Given records Start Marker
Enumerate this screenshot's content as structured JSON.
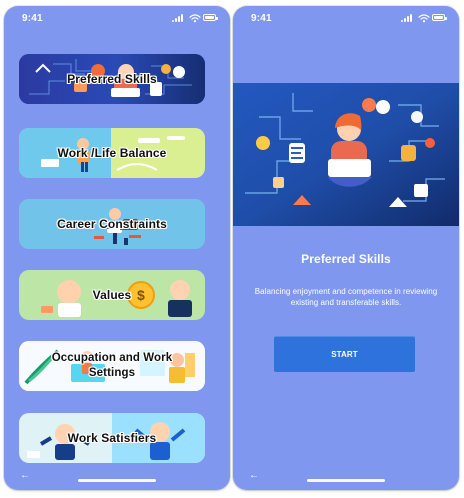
{
  "left_screen": {
    "status_time": "9:41",
    "cards": [
      {
        "label": "Preferred Skills"
      },
      {
        "label": "Work /Life Balance"
      },
      {
        "label": "Career Constraints"
      },
      {
        "label": "Values"
      },
      {
        "label": "Occupation and Work Settings"
      },
      {
        "label": "Work Satisfiers"
      }
    ],
    "back_icon": "arrow-left-icon"
  },
  "right_screen": {
    "status_time": "9:41",
    "title": "Preferred Skills",
    "description": "Balancing enjoyment and competence in reviewing existing and transferable skills.",
    "start_label": "START",
    "back_icon": "arrow-left-icon"
  },
  "icons": {
    "signal": "signal-icon",
    "wifi": "wifi-icon",
    "battery": "battery-icon"
  },
  "colors": {
    "screen_background": "#7f97ef",
    "start_button": "#2d73db",
    "hero_dark_blue": "#1d3f97"
  }
}
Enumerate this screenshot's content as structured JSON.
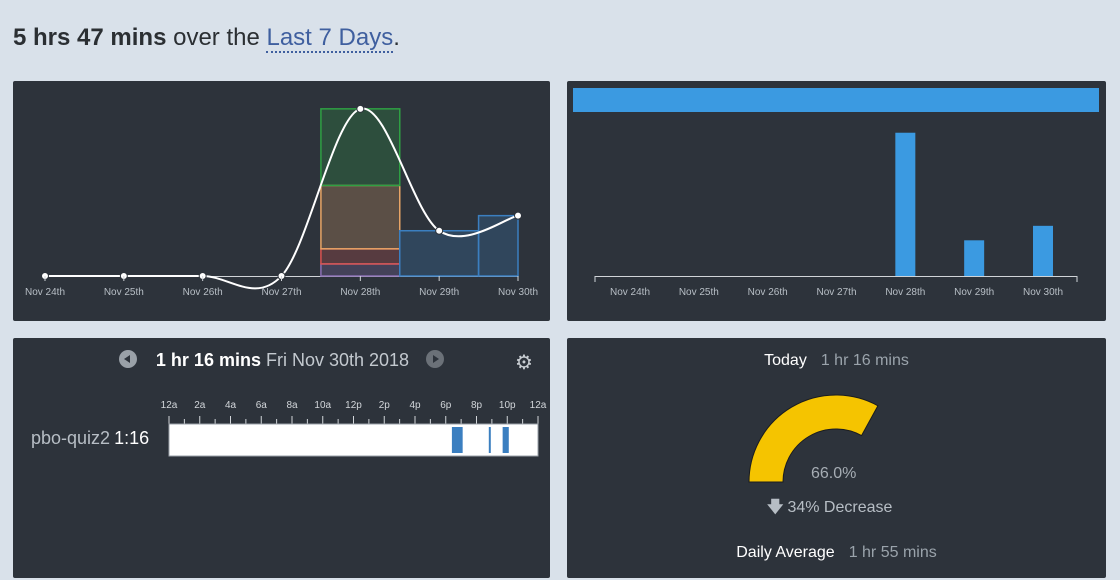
{
  "header": {
    "total": "5 hrs 47 mins",
    "middle": "over the",
    "range": "Last 7 Days",
    "end": "."
  },
  "chart_data": [
    {
      "type": "bar",
      "subtype": "stacked-area-smoothed",
      "categories": [
        "Nov 24th",
        "Nov 25th",
        "Nov 26th",
        "Nov 27th",
        "Nov 28th",
        "Nov 29th",
        "Nov 30th"
      ],
      "series": [
        {
          "color": "#8a6fb3",
          "values": [
            0,
            0,
            0,
            0,
            0.2,
            0,
            0
          ]
        },
        {
          "color": "#d9534f",
          "values": [
            0,
            0,
            0,
            0,
            0.25,
            0,
            0
          ]
        },
        {
          "color": "#e8a466",
          "values": [
            0,
            0,
            0,
            0,
            1.05,
            0,
            0
          ]
        },
        {
          "color": "#2ea043",
          "values": [
            0,
            0,
            0,
            0,
            1.27,
            0,
            0
          ]
        },
        {
          "color": "#3b7fc0",
          "values": [
            0,
            0,
            0,
            0,
            0,
            0.75,
            1.0
          ]
        }
      ],
      "totals": [
        0,
        0,
        0,
        0,
        2.77,
        0.75,
        1.0
      ],
      "ylim": [
        0,
        2.9
      ]
    },
    {
      "type": "bar",
      "categories": [
        "Nov 24th",
        "Nov 25th",
        "Nov 26th",
        "Nov 27th",
        "Nov 28th",
        "Nov 29th",
        "Nov 30th"
      ],
      "values": [
        0,
        0,
        0,
        0,
        2.77,
        0.69,
        0.97
      ],
      "ylim": [
        0,
        2.9
      ],
      "color": "#3b9ae1",
      "top_bar_color": "#3b9ae1"
    }
  ],
  "day": {
    "duration": "1 hr 16 mins",
    "date": "Fri Nov 30th 2018",
    "hour_labels": [
      "12a",
      "2a",
      "4a",
      "6a",
      "8a",
      "10a",
      "12p",
      "2p",
      "4p",
      "6p",
      "8p",
      "10p",
      "12a"
    ],
    "project": "pbo-quiz2",
    "project_time": "1:16",
    "bar_color": "#3b7fc0",
    "segments": [
      [
        18.4,
        19.1
      ],
      [
        20.8,
        20.9
      ],
      [
        21.7,
        22.1
      ]
    ]
  },
  "stats": {
    "today_label": "Today",
    "today_value": "1 hr 16 mins",
    "gauge_percent": 66.0,
    "gauge_label": "66.0%",
    "gauge_color": "#f5c400",
    "change_text": "34% Decrease",
    "avg_label": "Daily Average",
    "avg_value": "1 hr 55 mins"
  }
}
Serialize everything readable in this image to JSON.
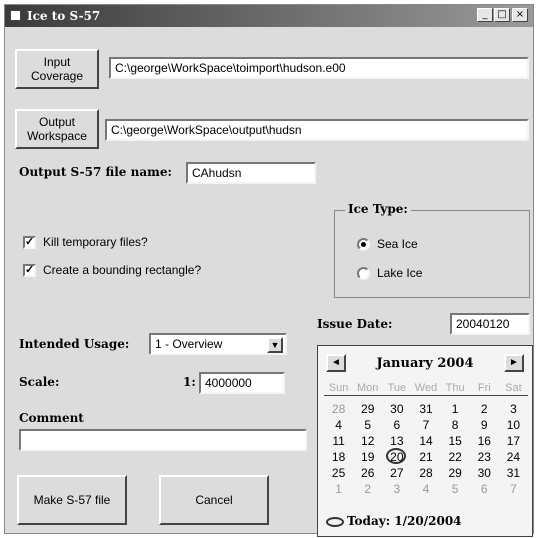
{
  "window": {
    "title": "Ice to S-57",
    "minimize": "_",
    "maximize": "□",
    "close": "×"
  },
  "input": {
    "button_line1": "Input",
    "button_line2": "Coverage",
    "value": "C:\\george\\WorkSpace\\toimport\\hudson.e00"
  },
  "output": {
    "button_line1": "Output",
    "button_line2": "Workspace",
    "value": "C:\\george\\WorkSpace\\output\\hudsn"
  },
  "s57_name": {
    "label": "Output S-57 file name:",
    "value": "CAhudsn"
  },
  "options": {
    "kill_temp": {
      "label": "Kill temporary files?",
      "checked": true
    },
    "bounding_rect": {
      "label": "Create a bounding rectangle?",
      "checked": true
    }
  },
  "ice_type": {
    "title": "Ice Type:",
    "options": [
      {
        "label": "Sea Ice",
        "selected": true
      },
      {
        "label": "Lake Ice",
        "selected": false
      }
    ]
  },
  "issue_date": {
    "label": "Issue Date:",
    "value": "20040120"
  },
  "usage": {
    "label": "Intended Usage:",
    "value": "1 - Overview"
  },
  "scale": {
    "label": "Scale:",
    "prefix": "1:",
    "value": "4000000"
  },
  "comment": {
    "label": "Comment",
    "value": ""
  },
  "buttons": {
    "make": "Make S-57 file",
    "cancel": "Cancel"
  },
  "calendar": {
    "month_label": "January 2004",
    "prev": "◄",
    "next": "►",
    "weekdays": [
      "Sun",
      "Mon",
      "Tue",
      "Wed",
      "Thu",
      "Fri",
      "Sat"
    ],
    "days": [
      {
        "d": "28",
        "other": true
      },
      {
        "d": "29",
        "other": false
      },
      {
        "d": "30",
        "other": false
      },
      {
        "d": "31",
        "other": false
      },
      {
        "d": "1",
        "other": false
      },
      {
        "d": "2",
        "other": false
      },
      {
        "d": "3",
        "other": false
      },
      {
        "d": "4",
        "other": false
      },
      {
        "d": "5",
        "other": false
      },
      {
        "d": "6",
        "other": false
      },
      {
        "d": "7",
        "other": false
      },
      {
        "d": "8",
        "other": false
      },
      {
        "d": "9",
        "other": false
      },
      {
        "d": "10",
        "other": false
      },
      {
        "d": "11",
        "other": false
      },
      {
        "d": "12",
        "other": false
      },
      {
        "d": "13",
        "other": false
      },
      {
        "d": "14",
        "other": false
      },
      {
        "d": "15",
        "other": false
      },
      {
        "d": "16",
        "other": false
      },
      {
        "d": "17",
        "other": false
      },
      {
        "d": "18",
        "other": false
      },
      {
        "d": "19",
        "other": false
      },
      {
        "d": "20",
        "other": false,
        "today": true
      },
      {
        "d": "21",
        "other": false
      },
      {
        "d": "22",
        "other": false
      },
      {
        "d": "23",
        "other": false
      },
      {
        "d": "24",
        "other": false
      },
      {
        "d": "25",
        "other": false
      },
      {
        "d": "26",
        "other": false
      },
      {
        "d": "27",
        "other": false
      },
      {
        "d": "28",
        "other": false
      },
      {
        "d": "29",
        "other": false
      },
      {
        "d": "30",
        "other": false
      },
      {
        "d": "31",
        "other": false
      },
      {
        "d": "1",
        "other": true
      },
      {
        "d": "2",
        "other": true
      },
      {
        "d": "3",
        "other": true
      },
      {
        "d": "4",
        "other": true
      },
      {
        "d": "5",
        "other": true
      },
      {
        "d": "6",
        "other": true
      },
      {
        "d": "7",
        "other": true
      }
    ],
    "today_label": "Today: 1/20/2004"
  }
}
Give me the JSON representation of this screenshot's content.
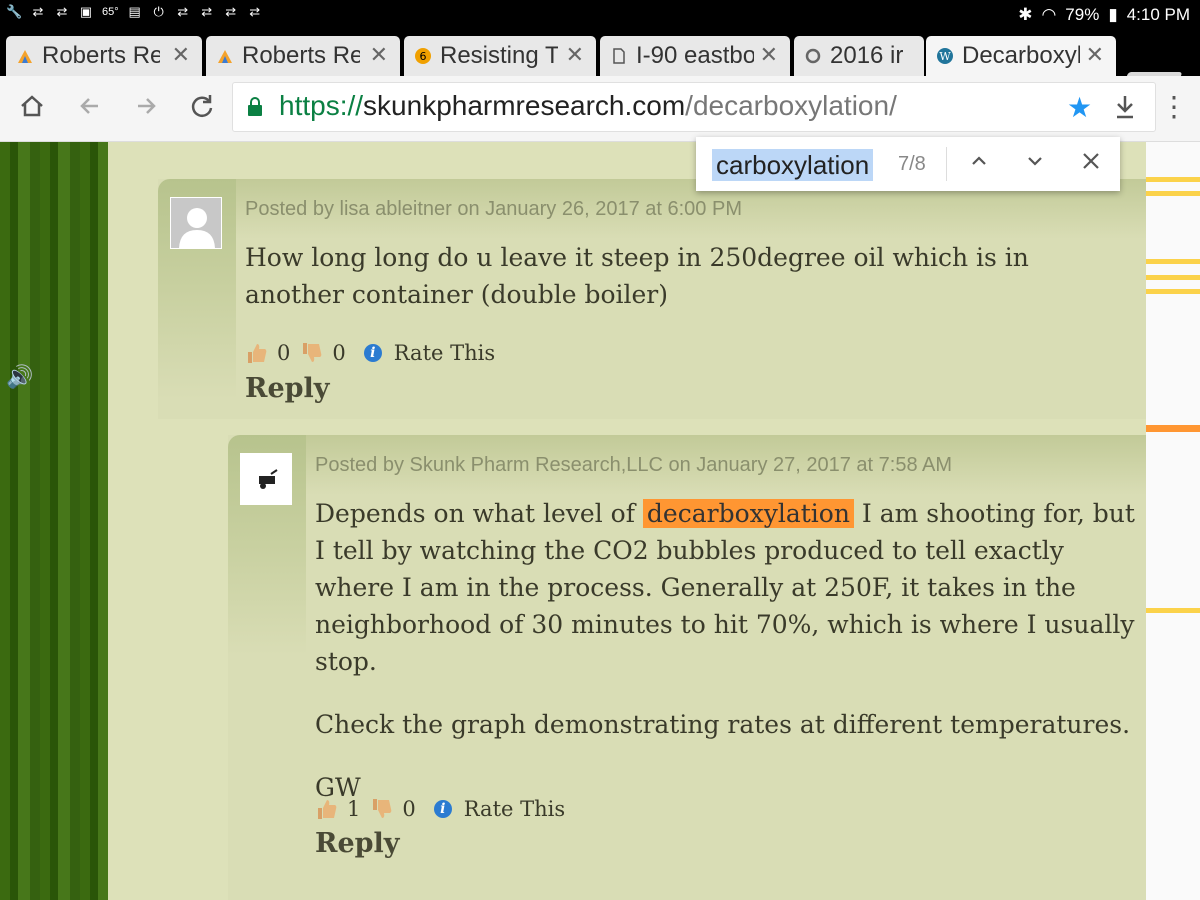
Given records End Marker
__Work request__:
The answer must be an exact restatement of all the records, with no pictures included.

__Answer to the exercise__:
Enumerate this screenshot's content as structured JSON.
{
  "left_screen": {
    "status_time": "9:41",
    "cards": [
      {
        "label": "Preferred Skills"
      },
      {
        "label": "Work /Life Balance"
      },
      {
        "label": "Career Constraints"
      },
      {
        "label": "Values"
      },
      {
        "label": "Occupation and Work Settings"
      },
      {
        "label": "Work Satisfiers"
      }
    ],
    "back_icon": "arrow-left-icon"
  },
  "right_screen": {
    "status_time": "9:41",
    "title": "Preferred Skills",
    "description": "Balancing enjoyment and competence in reviewing existing and transferable skills.",
    "start_label": "START",
    "back_icon": "arrow-left-icon"
  },
  "icons": {
    "signal": "signal-icon",
    "wifi": "wifi-icon",
    "battery": "battery-icon"
  },
  "colors": {
    "screen_background": "#7f97ef",
    "start_button": "#2d73db",
    "hero_dark_blue": "#1d3f97"
  }
}
Enumerate this screenshot's content as structured JSON.
{
  "header": {
    "total": "5 hrs 47 mins",
    "middle": "over the",
    "range": "Last 7 Days",
    "end": "."
  },
  "chart_data": [
    {
      "type": "bar",
      "subtype": "stacked-area-smoothed",
      "categories": [
        "Nov 24th",
        "Nov 25th",
        "Nov 26th",
        "Nov 27th",
        "Nov 28th",
        "Nov 29th",
        "Nov 30th"
      ],
      "series": [
        {
          "color": "#8a6fb3",
          "values": [
            0,
            0,
            0,
            0,
            0.2,
            0,
            0
          ]
        },
        {
          "color": "#d9534f",
          "values": [
            0,
            0,
            0,
            0,
            0.25,
            0,
            0
          ]
        },
        {
          "color": "#e8a466",
          "values": [
            0,
            0,
            0,
            0,
            1.05,
            0,
            0
          ]
        },
        {
          "color": "#2ea043",
          "values": [
            0,
            0,
            0,
            0,
            1.27,
            0,
            0
          ]
        },
        {
          "color": "#3b7fc0",
          "values": [
            0,
            0,
            0,
            0,
            0,
            0.75,
            1.0
          ]
        }
      ],
      "totals": [
        0,
        0,
        0,
        0,
        2.77,
        0.75,
        1.0
      ],
      "ylim": [
        0,
        2.9
      ]
    },
    {
      "type": "bar",
      "categories": [
        "Nov 24th",
        "Nov 25th",
        "Nov 26th",
        "Nov 27th",
        "Nov 28th",
        "Nov 29th",
        "Nov 30th"
      ],
      "values": [
        0,
        0,
        0,
        0,
        2.77,
        0.69,
        0.97
      ],
      "ylim": [
        0,
        2.9
      ],
      "color": "#3b9ae1",
      "top_bar_color": "#3b9ae1"
    }
  ],
  "day": {
    "duration": "1 hr 16 mins",
    "date": "Fri Nov 30th 2018",
    "hour_labels": [
      "12a",
      "2a",
      "4a",
      "6a",
      "8a",
      "10a",
      "12p",
      "2p",
      "4p",
      "6p",
      "8p",
      "10p",
      "12a"
    ],
    "project": "pbo-quiz2",
    "project_time": "1:16",
    "bar_color": "#3b7fc0",
    "segments": [
      [
        18.4,
        19.1
      ],
      [
        20.8,
        20.9
      ],
      [
        21.7,
        22.1
      ]
    ]
  },
  "stats": {
    "today_label": "Today",
    "today_value": "1 hr 16 mins",
    "gauge_percent": 66.0,
    "gauge_label": "66.0%",
    "gauge_color": "#f5c400",
    "change_text": "34% Decrease",
    "avg_label": "Daily Average",
    "avg_value": "1 hr 55 mins"
  }
}
Serialize everything readable in this image to JSON.
{
  "window": {
    "title": "Ice to S-57",
    "minimize": "_",
    "maximize": "□",
    "close": "×"
  },
  "input": {
    "button_line1": "Input",
    "button_line2": "Coverage",
    "value": "C:\\george\\WorkSpace\\toimport\\hudson.e00"
  },
  "output": {
    "button_line1": "Output",
    "button_line2": "Workspace",
    "value": "C:\\george\\WorkSpace\\output\\hudsn"
  },
  "s57_name": {
    "label": "Output S-57 file name:",
    "value": "CAhudsn"
  },
  "options": {
    "kill_temp": {
      "label": "Kill temporary files?",
      "checked": true
    },
    "bounding_rect": {
      "label": "Create a bounding rectangle?",
      "checked": true
    }
  },
  "ice_type": {
    "title": "Ice Type:",
    "options": [
      {
        "label": "Sea Ice",
        "selected": true
      },
      {
        "label": "Lake Ice",
        "selected": false
      }
    ]
  },
  "issue_date": {
    "label": "Issue Date:",
    "value": "20040120"
  },
  "usage": {
    "label": "Intended Usage:",
    "value": "1 - Overview"
  },
  "scale": {
    "label": "Scale:",
    "prefix": "1:",
    "value": "4000000"
  },
  "comment": {
    "label": "Comment",
    "value": ""
  },
  "buttons": {
    "make": "Make S-57 file",
    "cancel": "Cancel"
  },
  "calendar": {
    "month_label": "January 2004",
    "prev": "◄",
    "next": "►",
    "weekdays": [
      "Sun",
      "Mon",
      "Tue",
      "Wed",
      "Thu",
      "Fri",
      "Sat"
    ],
    "days": [
      {
        "d": "28",
        "other": true
      },
      {
        "d": "29",
        "other": false
      },
      {
        "d": "30",
        "other": false
      },
      {
        "d": "31",
        "other": false
      },
      {
        "d": "1",
        "other": false
      },
      {
        "d": "2",
        "other": false
      },
      {
        "d": "3",
        "other": false
      },
      {
        "d": "4",
        "other": false
      },
      {
        "d": "5",
        "other": false
      },
      {
        "d": "6",
        "other": false
      },
      {
        "d": "7",
        "other": false
      },
      {
        "d": "8",
        "other": false
      },
      {
        "d": "9",
        "other": false
      },
      {
        "d": "10",
        "other": false
      },
      {
        "d": "11",
        "other": false
      },
      {
        "d": "12",
        "other": false
      },
      {
        "d": "13",
        "other": false
      },
      {
        "d": "14",
        "other": false
      },
      {
        "d": "15",
        "other": false
      },
      {
        "d": "16",
        "other": false
      },
      {
        "d": "17",
        "other": false
      },
      {
        "d": "18",
        "other": false
      },
      {
        "d": "19",
        "other": false
      },
      {
        "d": "20",
        "other": false,
        "today": true
      },
      {
        "d": "21",
        "other": false
      },
      {
        "d": "22",
        "other": false
      },
      {
        "d": "23",
        "other": false
      },
      {
        "d": "24",
        "other": false
      },
      {
        "d": "25",
        "other": false
      },
      {
        "d": "26",
        "other": false
      },
      {
        "d": "27",
        "other": false
      },
      {
        "d": "28",
        "other": false
      },
      {
        "d": "29",
        "other": false
      },
      {
        "d": "30",
        "other": false
      },
      {
        "d": "31",
        "other": false
      },
      {
        "d": "1",
        "other": true
      },
      {
        "d": "2",
        "other": true
      },
      {
        "d": "3",
        "other": true
      },
      {
        "d": "4",
        "other": true
      },
      {
        "d": "5",
        "other": true
      },
      {
        "d": "6",
        "other": true
      },
      {
        "d": "7",
        "other": true
      }
    ],
    "today_label": "Today: 1/20/2004"
  }
}
Give me the JSON representation of this screenshot's content.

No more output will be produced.